Can you guess how many Netflix subscribers there are? Netflix members totaled 221.64 million up to the end of FQ1 of 2022. Netflix has reached a new milestone, though; it has surpassed the 200 million subscriber mark in 2020.
How did it achieve such brilliant results? Here’s how.
Netflix keeps track of how a user interacts with and reacts to a TV show or a movie. If we go deeper, we find that it collects the following information: –
- The time and day at which the user watched a piece of content.
- The device on which the content was viewed.
- Is the viewer able to resume watching the show after pausing it?
- Does the consumer watch a complete season of a TV show in one sitting?
- If they do, how long will it take them to binge-watch it?

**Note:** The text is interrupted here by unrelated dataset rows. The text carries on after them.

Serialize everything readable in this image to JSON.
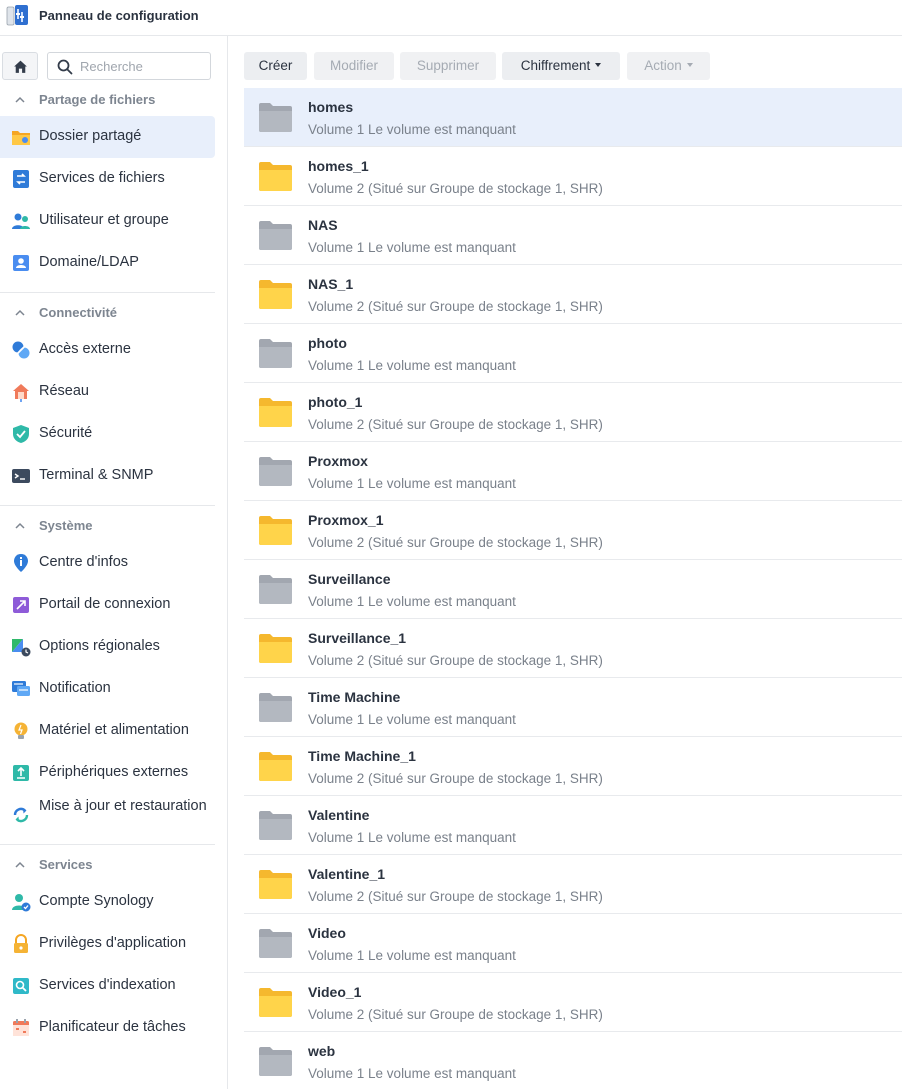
{
  "window": {
    "title": "Panneau de configuration"
  },
  "search": {
    "placeholder": "Recherche"
  },
  "sidebar": {
    "sections": [
      {
        "label": "Partage de fichiers",
        "items": [
          {
            "label": "Dossier partagé",
            "icon": "shared-folder-icon",
            "active": true
          },
          {
            "label": "Services de fichiers",
            "icon": "file-services-icon"
          },
          {
            "label": "Utilisateur et groupe",
            "icon": "user-group-icon"
          },
          {
            "label": "Domaine/LDAP",
            "icon": "domain-ldap-icon"
          }
        ]
      },
      {
        "label": "Connectivité",
        "items": [
          {
            "label": "Accès externe",
            "icon": "external-access-icon"
          },
          {
            "label": "Réseau",
            "icon": "network-icon"
          },
          {
            "label": "Sécurité",
            "icon": "security-shield-icon"
          },
          {
            "label": "Terminal & SNMP",
            "icon": "terminal-icon"
          }
        ]
      },
      {
        "label": "Système",
        "items": [
          {
            "label": "Centre d'infos",
            "icon": "info-center-icon"
          },
          {
            "label": "Portail de connexion",
            "icon": "login-portal-icon"
          },
          {
            "label": "Options régionales",
            "icon": "regional-options-icon"
          },
          {
            "label": "Notification",
            "icon": "notification-icon"
          },
          {
            "label": "Matériel et alimentation",
            "icon": "hardware-power-icon"
          },
          {
            "label": "Périphériques externes",
            "icon": "external-devices-icon"
          },
          {
            "label": "Mise à jour et restauration",
            "icon": "update-restore-icon"
          }
        ]
      },
      {
        "label": "Services",
        "items": [
          {
            "label": "Compte Synology",
            "icon": "synology-account-icon"
          },
          {
            "label": "Privilèges d'application",
            "icon": "app-privileges-icon"
          },
          {
            "label": "Services d'indexation",
            "icon": "indexing-service-icon"
          },
          {
            "label": "Planificateur de tâches",
            "icon": "task-scheduler-icon"
          }
        ]
      }
    ]
  },
  "toolbar": {
    "create": "Créer",
    "edit": "Modifier",
    "delete": "Supprimer",
    "encryption": "Chiffrement",
    "action": "Action"
  },
  "folders": [
    {
      "name": "homes",
      "desc": "Volume 1 Le volume est manquant",
      "missing": true
    },
    {
      "name": "homes_1",
      "desc": "Volume 2 (Situé sur Groupe de stockage 1, SHR)",
      "missing": false
    },
    {
      "name": "NAS",
      "desc": "Volume 1 Le volume est manquant",
      "missing": true
    },
    {
      "name": "NAS_1",
      "desc": "Volume 2 (Situé sur Groupe de stockage 1, SHR)",
      "missing": false
    },
    {
      "name": "photo",
      "desc": "Volume 1 Le volume est manquant",
      "missing": true
    },
    {
      "name": "photo_1",
      "desc": "Volume 2 (Situé sur Groupe de stockage 1, SHR)",
      "missing": false
    },
    {
      "name": "Proxmox",
      "desc": "Volume 1 Le volume est manquant",
      "missing": true
    },
    {
      "name": "Proxmox_1",
      "desc": "Volume 2 (Situé sur Groupe de stockage 1, SHR)",
      "missing": false
    },
    {
      "name": "Surveillance",
      "desc": "Volume 1 Le volume est manquant",
      "missing": true
    },
    {
      "name": "Surveillance_1",
      "desc": "Volume 2 (Situé sur Groupe de stockage 1, SHR)",
      "missing": false
    },
    {
      "name": "Time Machine",
      "desc": "Volume 1 Le volume est manquant",
      "missing": true
    },
    {
      "name": "Time Machine_1",
      "desc": "Volume 2 (Situé sur Groupe de stockage 1, SHR)",
      "missing": false
    },
    {
      "name": "Valentine",
      "desc": "Volume 1 Le volume est manquant",
      "missing": true
    },
    {
      "name": "Valentine_1",
      "desc": "Volume 2 (Situé sur Groupe de stockage 1, SHR)",
      "missing": false
    },
    {
      "name": "Video",
      "desc": "Volume 1 Le volume est manquant",
      "missing": true
    },
    {
      "name": "Video_1",
      "desc": "Volume 2 (Situé sur Groupe de stockage 1, SHR)",
      "missing": false
    },
    {
      "name": "web",
      "desc": "Volume 1 Le volume est manquant",
      "missing": true
    }
  ],
  "colors": {
    "accent": "#2f7bd8",
    "selected_bg": "#e8effb",
    "folder_yellow": "#ffd44a",
    "folder_grey": "#b3b8c0"
  }
}
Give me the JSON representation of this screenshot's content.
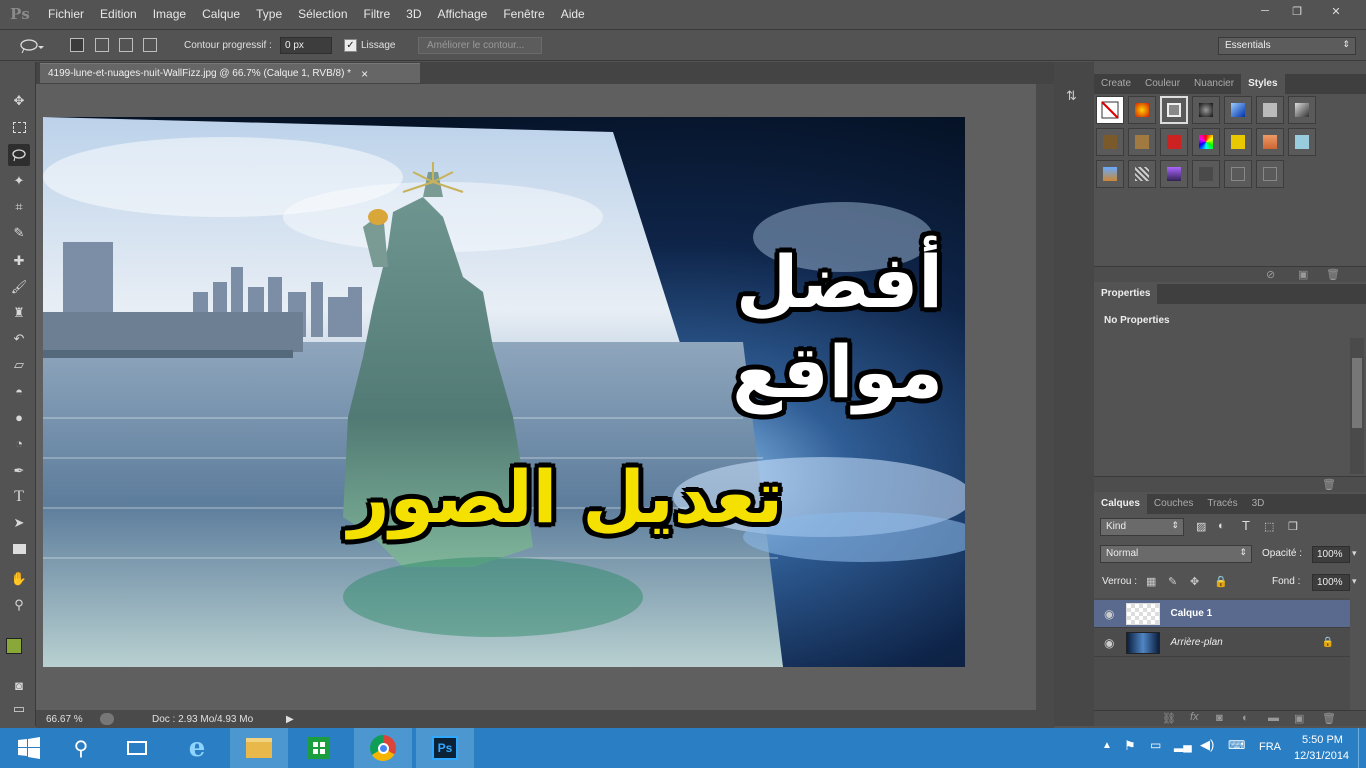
{
  "app": {
    "logo": "Ps"
  },
  "menu": [
    "Fichier",
    "Edition",
    "Image",
    "Calque",
    "Type",
    "Sélection",
    "Filtre",
    "3D",
    "Affichage",
    "Fenêtre",
    "Aide"
  ],
  "window_controls": {
    "minimize": "─",
    "restore": "❐",
    "close": "✕"
  },
  "options": {
    "feather_label": "Contour progressif :",
    "feather_value": "0 px",
    "antialias_label": "Lissage",
    "antialias_checked": true,
    "refine_label": "Améliorer le contour...",
    "workspace": "Essentials"
  },
  "document": {
    "tab_title": "4199-lune-et-nuages-nuit-WallFizz.jpg @ 66.7% (Calque 1, RVB/8) *",
    "close": "×",
    "zoom": "66.67 %",
    "doc_size": "Doc : 2.93 Mo/4.93 Mo",
    "text_line1": "أفضل مواقع",
    "text_line2": "تعديل الصور"
  },
  "colors": {
    "foreground": "#8aa83a",
    "background": "#ffffff",
    "accent_text": "#f5e100"
  },
  "styles_panel": {
    "tabs": [
      "Create",
      "Couleur",
      "Nuancier",
      "Styles"
    ],
    "active_tab": "Styles"
  },
  "properties_panel": {
    "tab": "Properties",
    "empty_text": "No Properties"
  },
  "layers_panel": {
    "tabs": [
      "Calques",
      "Couches",
      "Tracés",
      "3D"
    ],
    "active_tab": "Calques",
    "kind_label": "Kind",
    "blend_mode": "Normal",
    "opacity_label": "Opacité :",
    "opacity": "100%",
    "lock_label": "Verrou :",
    "fill_label": "Fond :",
    "fill": "100%",
    "layers": [
      {
        "name": "Calque 1",
        "selected": true,
        "visible": true
      },
      {
        "name": "Arrière-plan",
        "selected": false,
        "visible": true,
        "locked": true
      }
    ]
  },
  "taskbar": {
    "apps": [
      "start-icon",
      "search-icon",
      "task-view-icon",
      "ie-icon",
      "explorer-icon",
      "store-icon",
      "chrome-icon",
      "photoshop-icon"
    ],
    "language": "FRA",
    "time": "5:50 PM",
    "date": "12/31/2014",
    "ps_label": "Ps"
  }
}
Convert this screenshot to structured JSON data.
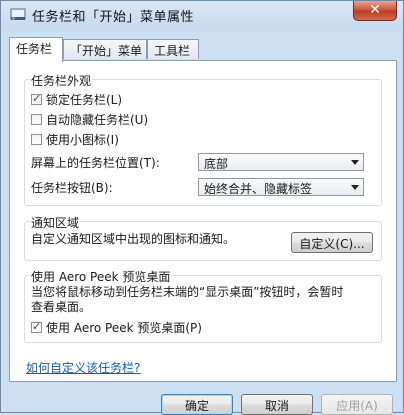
{
  "window": {
    "title": "任务栏和「开始」菜单属性",
    "close_glyph": "✕"
  },
  "tabs": [
    {
      "label": "任务栏",
      "active": true
    },
    {
      "label": "「开始」菜单",
      "active": false
    },
    {
      "label": "工具栏",
      "active": false
    }
  ],
  "appearance": {
    "group_label": "任务栏外观",
    "lock_label": "锁定任务栏(L)",
    "lock_checked": true,
    "autohide_label": "自动隐藏任务栏(U)",
    "autohide_checked": false,
    "small_icons_label": "使用小图标(I)",
    "small_icons_checked": false,
    "location_label": "屏幕上的任务栏位置(T):",
    "location_value": "底部",
    "buttons_label": "任务栏按钮(B):",
    "buttons_value": "始终合并、隐藏标签"
  },
  "notification": {
    "group_label": "通知区域",
    "description": "自定义通知区域中出现的图标和通知。",
    "customize_button": "自定义(C)..."
  },
  "peek": {
    "group_label": "使用 Aero Peek 预览桌面",
    "description_line1": "当您将鼠标移动到任务栏末端的“显示桌面”按钮时，会暂时",
    "description_line2": "查看桌面。",
    "checkbox_label": "使用 Aero Peek 预览桌面(P)",
    "checkbox_checked": true
  },
  "help_link": "如何自定义该任务栏?",
  "footer": {
    "ok": "确定",
    "cancel": "取消",
    "apply": "应用(A)"
  },
  "colors": {
    "accent": "#3c7fb1",
    "link": "#0b5fb8",
    "close": "#c75238"
  }
}
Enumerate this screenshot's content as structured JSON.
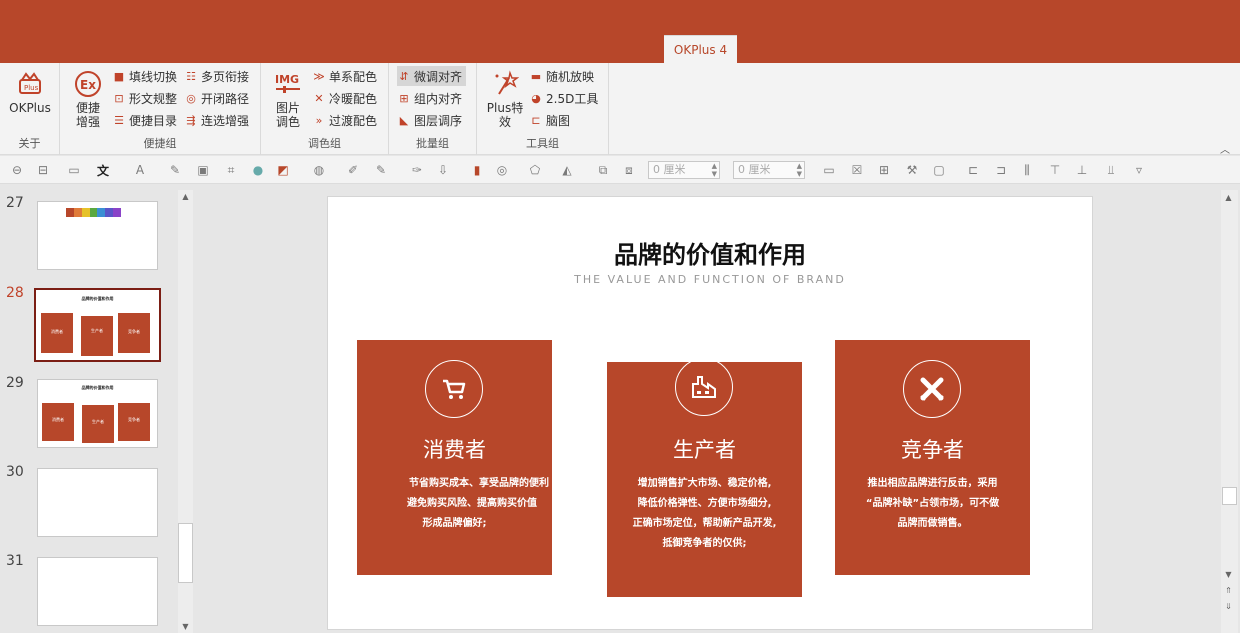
{
  "tab": {
    "label": "OKPlus 4"
  },
  "ribbon": {
    "about": {
      "btn_label": "OKPlus",
      "group_label": "关于"
    },
    "quick": {
      "enhance_line1": "便捷",
      "enhance_line2": "增强",
      "items": [
        "填线切换",
        "形文规整",
        "便捷目录",
        "多页衔接",
        "开闭路径",
        "连选增强"
      ],
      "group_label": "便捷组"
    },
    "color": {
      "img_line1": "图片",
      "img_line2": "调色",
      "items": [
        "单系配色",
        "冷暖配色",
        "过渡配色"
      ],
      "group_label": "调色组"
    },
    "batch": {
      "items": [
        "微调对齐",
        "组内对齐",
        "图层调序"
      ],
      "group_label": "批量组"
    },
    "tools": {
      "plus_line1": "Plus特",
      "plus_line2": "效",
      "items": [
        "随机放映",
        "2.5D工具",
        "脑图"
      ],
      "group_label": "工具组"
    }
  },
  "toolbar2": {
    "field1": "0 厘米",
    "field2": "0 厘米"
  },
  "thumbnails": [
    {
      "num": "27"
    },
    {
      "num": "28",
      "active": true,
      "title": "品牌的价值和作用"
    },
    {
      "num": "29",
      "title": "品牌的价值和作用"
    },
    {
      "num": "30"
    },
    {
      "num": "31"
    }
  ],
  "thumb_labels": {
    "c1": "消费者",
    "c2": "生产者",
    "c3": "竞争者"
  },
  "slide": {
    "title": "品牌的价值和作用",
    "subtitle": "THE VALUE AND FUNCTION OF BRAND",
    "cards": [
      {
        "title": "消费者",
        "icon": "cart-icon",
        "lines": [
          "节省购买成本、享受品牌的便利",
          "避免购买风险、提高购买价值",
          "形成品牌偏好;"
        ]
      },
      {
        "title": "生产者",
        "icon": "factory-icon",
        "lines": [
          "增加销售扩大市场、稳定价格,",
          "降低价格弹性、方便市场细分,",
          "正确市场定位，帮助新产品开发,",
          "抵御竞争者的仅供;"
        ]
      },
      {
        "title": "竞争者",
        "icon": "crossed-swords-icon",
        "lines": [
          "推出相应品牌进行反击，采用",
          "“品牌补缺”占领市场，可不做",
          "品牌而做销售。"
        ]
      }
    ]
  },
  "colors": {
    "accent": "#b7472a",
    "active_thumb_border": "#7b1e14"
  }
}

Netflix’s recommendation algorithm accounts for more than 80% of the content streamed by its members, resulting in a $1 BILLION profit from client retention.
On a side note, you can learn how to do all of this too. Data Analytics is simple enough to understand, if you have the right mentors. Check out this mentorship programme on Data Analytics by a Microsoft certified data analyst.
Furthermore, Netflix has ratings that viewers provide for the content they watch, the number of searches they conduct, and the types of searches they conduct. The data gathered is sufficient to create a complete profile of a person, which is exactly what Netflix does.
It uses data analytics to create a comprehensive recommendation algorithm that recommends the best content to the user based on their likes and needs.
Of course, we can’t ignore the fact that Netflix suffers from a major problem that ails many similar OTT platforms.
The FREE-LOADER problem!
Many people, (including some who might be reading this) use shared Netflix accounts.
According to Netflix, around 40% of its subscriber base is the unpaid segment.
However, now that Netflix has accumulated a wide enough user base, it seeks to constrain its subscription service and add several layers of protection to prevent free-loaders.
The OTT platform also plans to launch a more affordable version of the platform which would be ad-supported.
What’s surprising is that Netflix is, but one of the many businesses in the world that significantly leveraged themselves using Data Analytics.
Google, Meta, Apple, Spotify, and so many other companies are still making use of your data to drive their business decision.
This truly exemplifies the fact that Data Analytics encompasses the huge potential for businesses all over the world.
Of course, to do so, you need to become good at it, and not commit these 10 mistakes that Data Analysts usually do.
Thanks for Reading!